------ Records supplied ------

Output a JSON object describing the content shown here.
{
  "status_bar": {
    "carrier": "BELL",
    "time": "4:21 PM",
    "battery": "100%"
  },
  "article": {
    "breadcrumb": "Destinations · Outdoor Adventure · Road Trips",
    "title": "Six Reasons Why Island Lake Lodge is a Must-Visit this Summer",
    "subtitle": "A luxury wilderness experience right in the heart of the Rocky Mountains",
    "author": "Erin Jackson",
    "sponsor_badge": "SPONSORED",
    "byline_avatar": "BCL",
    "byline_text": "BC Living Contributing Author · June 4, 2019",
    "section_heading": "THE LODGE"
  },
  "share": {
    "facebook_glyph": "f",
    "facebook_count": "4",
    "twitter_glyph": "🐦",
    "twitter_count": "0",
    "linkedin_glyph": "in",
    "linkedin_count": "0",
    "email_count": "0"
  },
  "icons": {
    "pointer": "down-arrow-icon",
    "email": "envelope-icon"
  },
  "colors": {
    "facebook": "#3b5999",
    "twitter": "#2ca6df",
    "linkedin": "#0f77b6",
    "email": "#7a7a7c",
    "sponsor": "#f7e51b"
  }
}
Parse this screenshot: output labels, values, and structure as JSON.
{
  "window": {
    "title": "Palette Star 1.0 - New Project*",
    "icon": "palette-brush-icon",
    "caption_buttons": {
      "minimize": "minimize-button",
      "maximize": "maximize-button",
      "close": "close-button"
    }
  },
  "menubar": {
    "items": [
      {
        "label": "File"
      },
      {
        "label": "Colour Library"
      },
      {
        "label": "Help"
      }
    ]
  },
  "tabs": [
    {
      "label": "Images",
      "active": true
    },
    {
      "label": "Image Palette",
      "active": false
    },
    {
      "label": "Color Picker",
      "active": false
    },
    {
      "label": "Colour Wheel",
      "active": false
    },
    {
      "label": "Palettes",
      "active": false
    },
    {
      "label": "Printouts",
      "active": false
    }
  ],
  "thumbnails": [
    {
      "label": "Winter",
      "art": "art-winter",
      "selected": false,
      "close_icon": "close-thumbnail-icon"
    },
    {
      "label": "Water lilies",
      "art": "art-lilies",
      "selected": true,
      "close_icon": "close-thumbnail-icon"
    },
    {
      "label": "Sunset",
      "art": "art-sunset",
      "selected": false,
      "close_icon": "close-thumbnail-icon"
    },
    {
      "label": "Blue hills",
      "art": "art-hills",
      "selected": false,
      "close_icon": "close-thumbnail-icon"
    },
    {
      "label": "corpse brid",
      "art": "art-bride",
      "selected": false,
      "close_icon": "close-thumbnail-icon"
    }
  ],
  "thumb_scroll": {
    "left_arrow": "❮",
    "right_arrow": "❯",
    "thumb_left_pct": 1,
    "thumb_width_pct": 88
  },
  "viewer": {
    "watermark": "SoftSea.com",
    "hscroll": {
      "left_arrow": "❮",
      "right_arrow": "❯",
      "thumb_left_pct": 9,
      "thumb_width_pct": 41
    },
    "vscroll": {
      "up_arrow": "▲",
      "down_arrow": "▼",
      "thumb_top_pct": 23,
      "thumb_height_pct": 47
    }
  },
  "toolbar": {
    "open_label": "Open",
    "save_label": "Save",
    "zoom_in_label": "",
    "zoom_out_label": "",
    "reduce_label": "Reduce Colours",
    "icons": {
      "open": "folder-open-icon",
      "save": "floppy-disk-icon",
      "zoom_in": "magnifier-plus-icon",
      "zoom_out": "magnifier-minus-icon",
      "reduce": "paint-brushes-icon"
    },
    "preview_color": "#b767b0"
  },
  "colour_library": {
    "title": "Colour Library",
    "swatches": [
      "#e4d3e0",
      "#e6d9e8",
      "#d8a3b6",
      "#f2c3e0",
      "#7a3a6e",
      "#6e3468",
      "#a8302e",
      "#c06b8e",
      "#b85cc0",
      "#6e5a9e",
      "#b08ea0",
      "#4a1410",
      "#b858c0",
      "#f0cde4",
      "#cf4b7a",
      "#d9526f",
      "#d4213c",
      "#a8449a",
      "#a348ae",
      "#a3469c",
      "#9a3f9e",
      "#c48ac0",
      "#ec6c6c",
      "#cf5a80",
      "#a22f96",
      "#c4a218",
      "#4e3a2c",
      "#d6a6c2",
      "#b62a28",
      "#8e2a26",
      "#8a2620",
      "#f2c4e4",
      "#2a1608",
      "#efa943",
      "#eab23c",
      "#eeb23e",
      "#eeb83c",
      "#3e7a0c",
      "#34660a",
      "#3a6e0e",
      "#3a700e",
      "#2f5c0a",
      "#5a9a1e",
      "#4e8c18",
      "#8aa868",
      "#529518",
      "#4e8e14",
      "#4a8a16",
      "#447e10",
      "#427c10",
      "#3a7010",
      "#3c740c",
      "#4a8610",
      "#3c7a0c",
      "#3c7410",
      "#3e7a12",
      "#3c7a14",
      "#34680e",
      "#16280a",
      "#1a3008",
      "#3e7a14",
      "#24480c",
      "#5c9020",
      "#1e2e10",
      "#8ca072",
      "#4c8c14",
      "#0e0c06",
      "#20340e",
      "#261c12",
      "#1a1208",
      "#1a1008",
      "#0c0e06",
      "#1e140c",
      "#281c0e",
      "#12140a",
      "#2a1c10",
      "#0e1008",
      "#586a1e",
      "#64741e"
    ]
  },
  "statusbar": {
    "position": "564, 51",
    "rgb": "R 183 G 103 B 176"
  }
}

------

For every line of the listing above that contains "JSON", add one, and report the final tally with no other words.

2